Start of Data under study

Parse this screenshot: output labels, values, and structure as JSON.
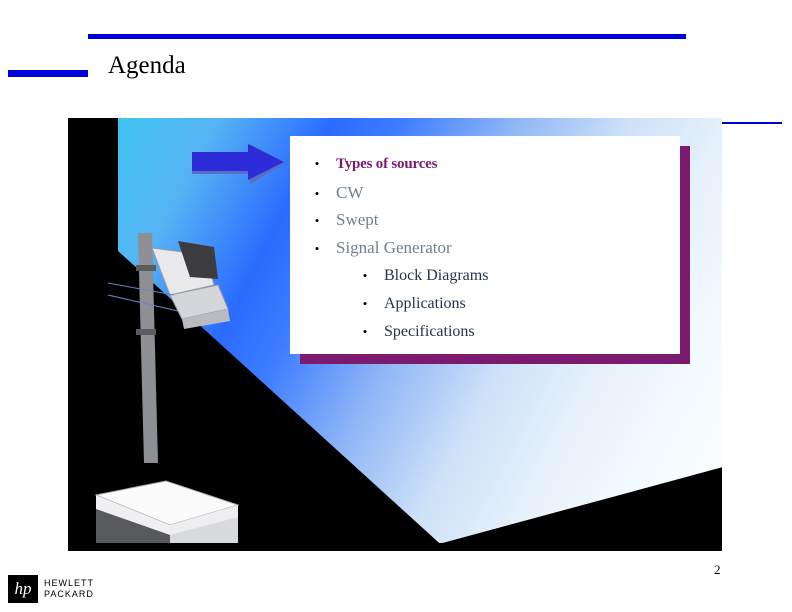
{
  "slide": {
    "title": "Agenda",
    "page_number": "2",
    "accent_color": "#0000dd",
    "card_accent_color": "#7b1a6e",
    "bullet_text_color": "#6f7f8f",
    "sub_bullet_text_color": "#25344a",
    "bullets": [
      {
        "label": "Types of sources",
        "level": 1,
        "highlight": true
      },
      {
        "label": "CW",
        "level": 1,
        "highlight": false
      },
      {
        "label": "Swept",
        "level": 1,
        "highlight": false
      },
      {
        "label": "Signal Generator",
        "level": 1,
        "highlight": false
      },
      {
        "label": "Block Diagrams",
        "level": 2,
        "highlight": false
      },
      {
        "label": "Applications",
        "level": 2,
        "highlight": false
      },
      {
        "label": "Specifications",
        "level": 2,
        "highlight": false
      }
    ],
    "bullet_glyph": "•",
    "arrow_icon": "right-arrow-icon",
    "projector_icon": "overhead-projector-illustration"
  },
  "footer": {
    "logo_mark": "hp",
    "logo_line1": "HEWLETT",
    "logo_line2": "PACKARD"
  }
}
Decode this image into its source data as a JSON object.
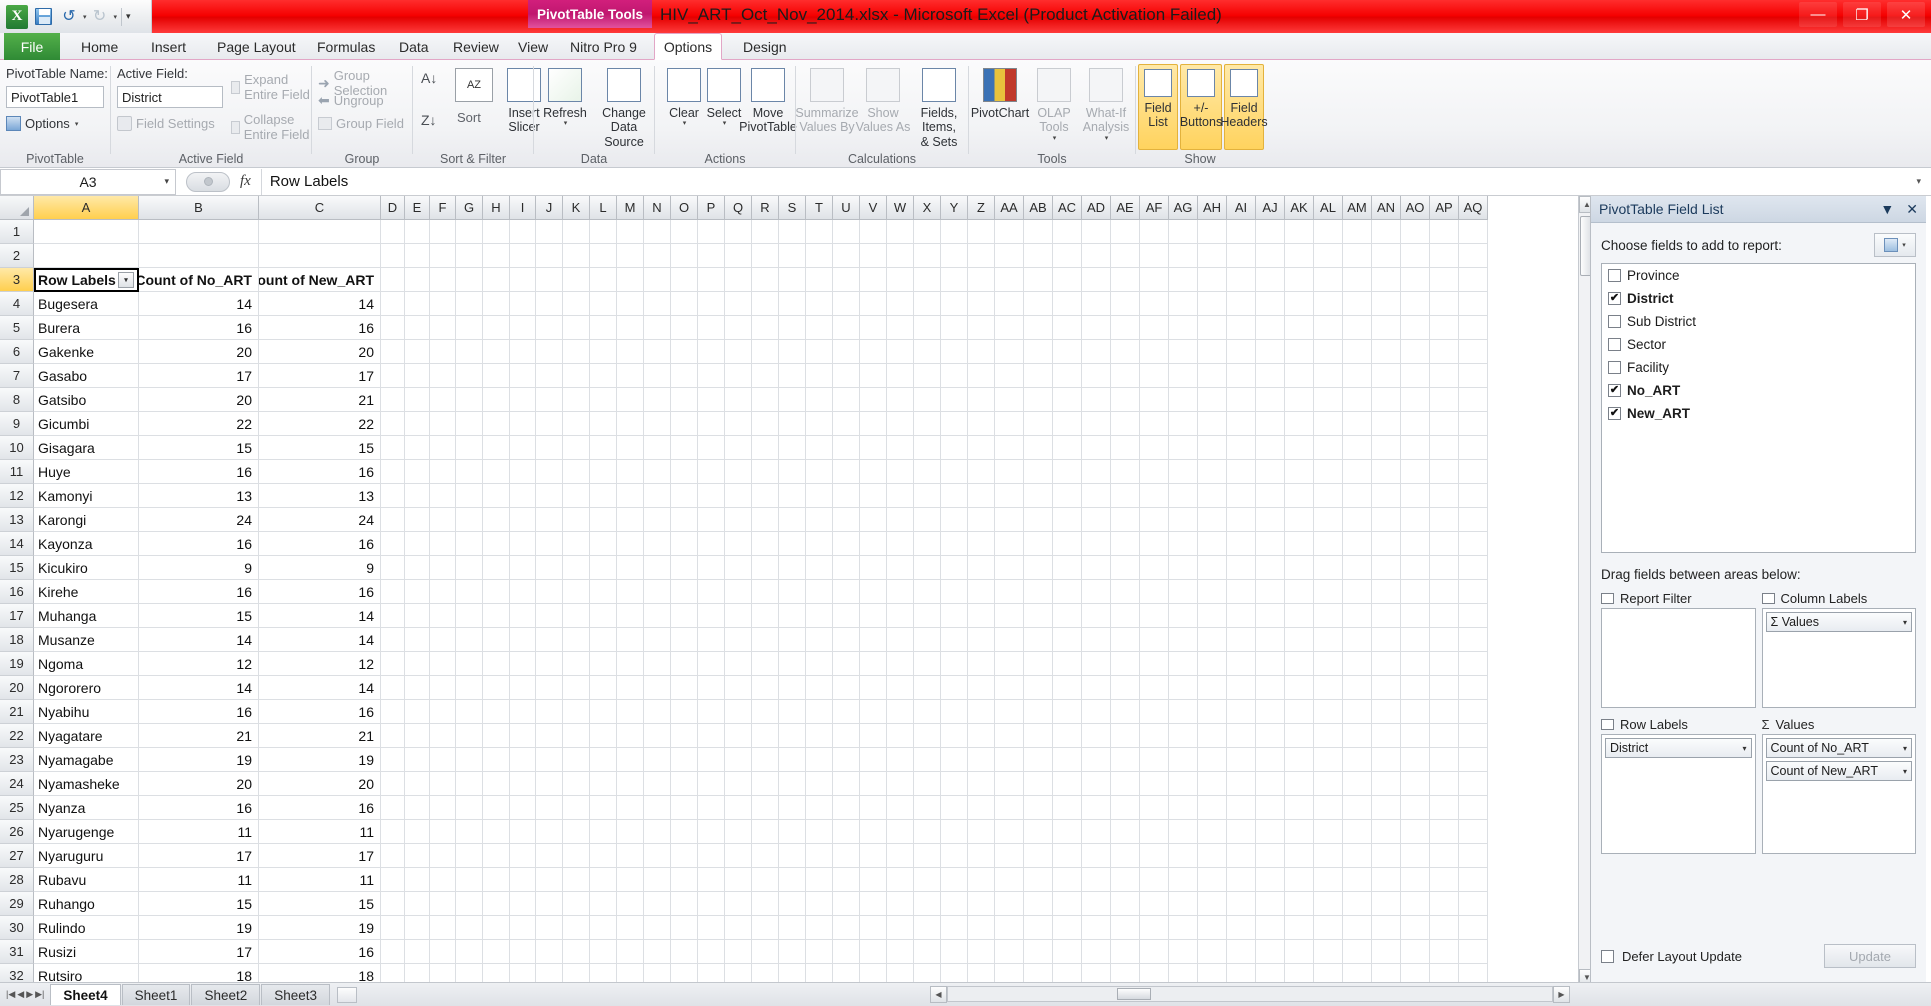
{
  "window": {
    "document_title": "HIV_ART_Oct_Nov_2014.xlsx - Microsoft Excel (Product Activation Failed)",
    "context_tab_label": "PivotTable Tools",
    "minimize": "—",
    "maximize": "❐",
    "close": "✕"
  },
  "quick_access": {
    "excel_logo": "X",
    "save_icon": "save-icon",
    "undo_icon": "↺",
    "redo_icon": "↻",
    "customize_icon": "▾"
  },
  "ribbon_tabs": [
    {
      "label": "File",
      "active": false
    },
    {
      "label": "Home",
      "active": false
    },
    {
      "label": "Insert",
      "active": false
    },
    {
      "label": "Page Layout",
      "active": false
    },
    {
      "label": "Formulas",
      "active": false
    },
    {
      "label": "Data",
      "active": false
    },
    {
      "label": "Review",
      "active": false
    },
    {
      "label": "View",
      "active": false
    },
    {
      "label": "Nitro Pro 9",
      "active": false
    },
    {
      "label": "Options",
      "active": true
    },
    {
      "label": "Design",
      "active": false
    }
  ],
  "ribbon": {
    "groups": [
      {
        "title": "PivotTable"
      },
      {
        "title": "Active Field"
      },
      {
        "title": "Group"
      },
      {
        "title": "Sort & Filter"
      },
      {
        "title": "Data"
      },
      {
        "title": "Actions"
      },
      {
        "title": "Calculations"
      },
      {
        "title": "Tools"
      },
      {
        "title": "Show"
      }
    ],
    "pivottable": {
      "name_label": "PivotTable Name:",
      "name_value": "PivotTable1",
      "options_label": "Options"
    },
    "active_field": {
      "label": "Active Field:",
      "value": "District",
      "field_settings": "Field Settings",
      "expand_entire": "Expand Entire Field",
      "collapse_entire": "Collapse Entire Field"
    },
    "group": {
      "group_selection": "Group Selection",
      "ungroup": "Ungroup",
      "group_field": "Group Field"
    },
    "sort_filter": {
      "sort": "Sort",
      "sort_az": "A→Z",
      "sort_za": "Z→A",
      "insert_slicer": "Insert\nSlicer"
    },
    "data": {
      "refresh": "Refresh",
      "change_data_source": "Change Data\nSource"
    },
    "actions": {
      "clear": "Clear",
      "select": "Select",
      "move_pivottable": "Move\nPivotTable"
    },
    "calculations": {
      "summarize_values_by": "Summarize\nValues By",
      "show_values_as": "Show\nValues As",
      "fields_items_sets": "Fields, Items,\n& Sets"
    },
    "tools": {
      "pivotchart": "PivotChart",
      "olap_tools": "OLAP\nTools",
      "what_if_analysis": "What-If\nAnalysis"
    },
    "show": {
      "field_list": "Field\nList",
      "plus_minus_buttons": "+/-\nButtons",
      "field_headers": "Field\nHeaders"
    }
  },
  "formula_bar": {
    "name_box": "A3",
    "fx_label": "fx",
    "content": "Row Labels"
  },
  "grid": {
    "columns": [
      "A",
      "B",
      "C",
      "D",
      "E",
      "F",
      "G",
      "H",
      "I",
      "J",
      "K",
      "L",
      "M",
      "N",
      "O",
      "P",
      "Q",
      "R",
      "S",
      "T",
      "U",
      "V",
      "W",
      "X",
      "Y",
      "Z",
      "AA",
      "AB",
      "AC",
      "AD",
      "AE",
      "AF",
      "AG",
      "AH",
      "AI",
      "AJ",
      "AK",
      "AL",
      "AM",
      "AN",
      "AO",
      "AP",
      "AQ"
    ],
    "selected_column": "A",
    "selected_row": 3,
    "headers": {
      "row_labels": "Row Labels",
      "count_no_art": "Count of No_ART",
      "count_new_art": "Count of New_ART"
    },
    "rows": [
      {
        "n": 1,
        "a": "",
        "b": "",
        "c": ""
      },
      {
        "n": 2,
        "a": "",
        "b": "",
        "c": ""
      },
      {
        "n": 3,
        "a": "Row Labels",
        "b": "Count of No_ART",
        "c": "Count of New_ART",
        "header": true
      },
      {
        "n": 4,
        "a": "Bugesera",
        "b": "14",
        "c": "14"
      },
      {
        "n": 5,
        "a": "Burera",
        "b": "16",
        "c": "16"
      },
      {
        "n": 6,
        "a": "Gakenke",
        "b": "20",
        "c": "20"
      },
      {
        "n": 7,
        "a": "Gasabo",
        "b": "17",
        "c": "17"
      },
      {
        "n": 8,
        "a": "Gatsibo",
        "b": "20",
        "c": "21"
      },
      {
        "n": 9,
        "a": "Gicumbi",
        "b": "22",
        "c": "22"
      },
      {
        "n": 10,
        "a": "Gisagara",
        "b": "15",
        "c": "15"
      },
      {
        "n": 11,
        "a": "Huye",
        "b": "16",
        "c": "16"
      },
      {
        "n": 12,
        "a": "Kamonyi",
        "b": "13",
        "c": "13"
      },
      {
        "n": 13,
        "a": "Karongi",
        "b": "24",
        "c": "24"
      },
      {
        "n": 14,
        "a": "Kayonza",
        "b": "16",
        "c": "16"
      },
      {
        "n": 15,
        "a": "Kicukiro",
        "b": "9",
        "c": "9"
      },
      {
        "n": 16,
        "a": "Kirehe",
        "b": "16",
        "c": "16"
      },
      {
        "n": 17,
        "a": "Muhanga",
        "b": "15",
        "c": "14"
      },
      {
        "n": 18,
        "a": "Musanze",
        "b": "14",
        "c": "14"
      },
      {
        "n": 19,
        "a": "Ngoma",
        "b": "12",
        "c": "12"
      },
      {
        "n": 20,
        "a": "Ngororero",
        "b": "14",
        "c": "14"
      },
      {
        "n": 21,
        "a": "Nyabihu",
        "b": "16",
        "c": "16"
      },
      {
        "n": 22,
        "a": "Nyagatare",
        "b": "21",
        "c": "21"
      },
      {
        "n": 23,
        "a": "Nyamagabe",
        "b": "19",
        "c": "19"
      },
      {
        "n": 24,
        "a": "Nyamasheke",
        "b": "20",
        "c": "20"
      },
      {
        "n": 25,
        "a": "Nyanza",
        "b": "16",
        "c": "16"
      },
      {
        "n": 26,
        "a": "Nyarugenge",
        "b": "11",
        "c": "11"
      },
      {
        "n": 27,
        "a": "Nyaruguru",
        "b": "17",
        "c": "17"
      },
      {
        "n": 28,
        "a": "Rubavu",
        "b": "11",
        "c": "11"
      },
      {
        "n": 29,
        "a": "Ruhango",
        "b": "15",
        "c": "15"
      },
      {
        "n": 30,
        "a": "Rulindo",
        "b": "19",
        "c": "19"
      },
      {
        "n": 31,
        "a": "Rusizi",
        "b": "17",
        "c": "16"
      },
      {
        "n": 32,
        "a": "Rutsiro",
        "b": "18",
        "c": "18"
      }
    ]
  },
  "field_list": {
    "title": "PivotTable Field List",
    "collapse_icon": "▼",
    "close_icon": "✕",
    "choose_label": "Choose fields to add to report:",
    "sort_button_icon": "field-sort-icon",
    "fields": [
      {
        "label": "Province",
        "checked": false
      },
      {
        "label": "District",
        "checked": true
      },
      {
        "label": "Sub District",
        "checked": false
      },
      {
        "label": "Sector",
        "checked": false
      },
      {
        "label": "Facility",
        "checked": false
      },
      {
        "label": "No_ART",
        "checked": true
      },
      {
        "label": "New_ART",
        "checked": true
      }
    ],
    "drag_label": "Drag fields between areas below:",
    "areas": {
      "report_filter": {
        "title": "Report Filter",
        "items": []
      },
      "column_labels": {
        "title": "Column Labels",
        "items": [
          "Σ Values"
        ]
      },
      "row_labels": {
        "title": "Row Labels",
        "items": [
          "District"
        ]
      },
      "values": {
        "title": "Values",
        "items": [
          "Count of No_ART",
          "Count of New_ART"
        ]
      }
    },
    "defer_label": "Defer Layout Update",
    "update_button": "Update",
    "check_mark": "✔"
  },
  "sheet_tabs": {
    "tabs": [
      {
        "label": "Sheet4",
        "active": true
      },
      {
        "label": "Sheet1",
        "active": false
      },
      {
        "label": "Sheet2",
        "active": false
      },
      {
        "label": "Sheet3",
        "active": false
      }
    ],
    "new_sheet_icon": "new-sheet-icon",
    "nav_first": "|◀",
    "nav_prev": "◀",
    "nav_next": "▶",
    "nav_last": "▶|"
  },
  "colors": {
    "title_red": "#ee0000",
    "context_pink": "#d21f7c",
    "file_green": "#3f9a3d",
    "selected_yellow": "#ffd35e"
  }
}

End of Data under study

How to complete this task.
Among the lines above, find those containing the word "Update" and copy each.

Response box.
    "defer_label": "Defer Layout Update",
    "update_button": "Update",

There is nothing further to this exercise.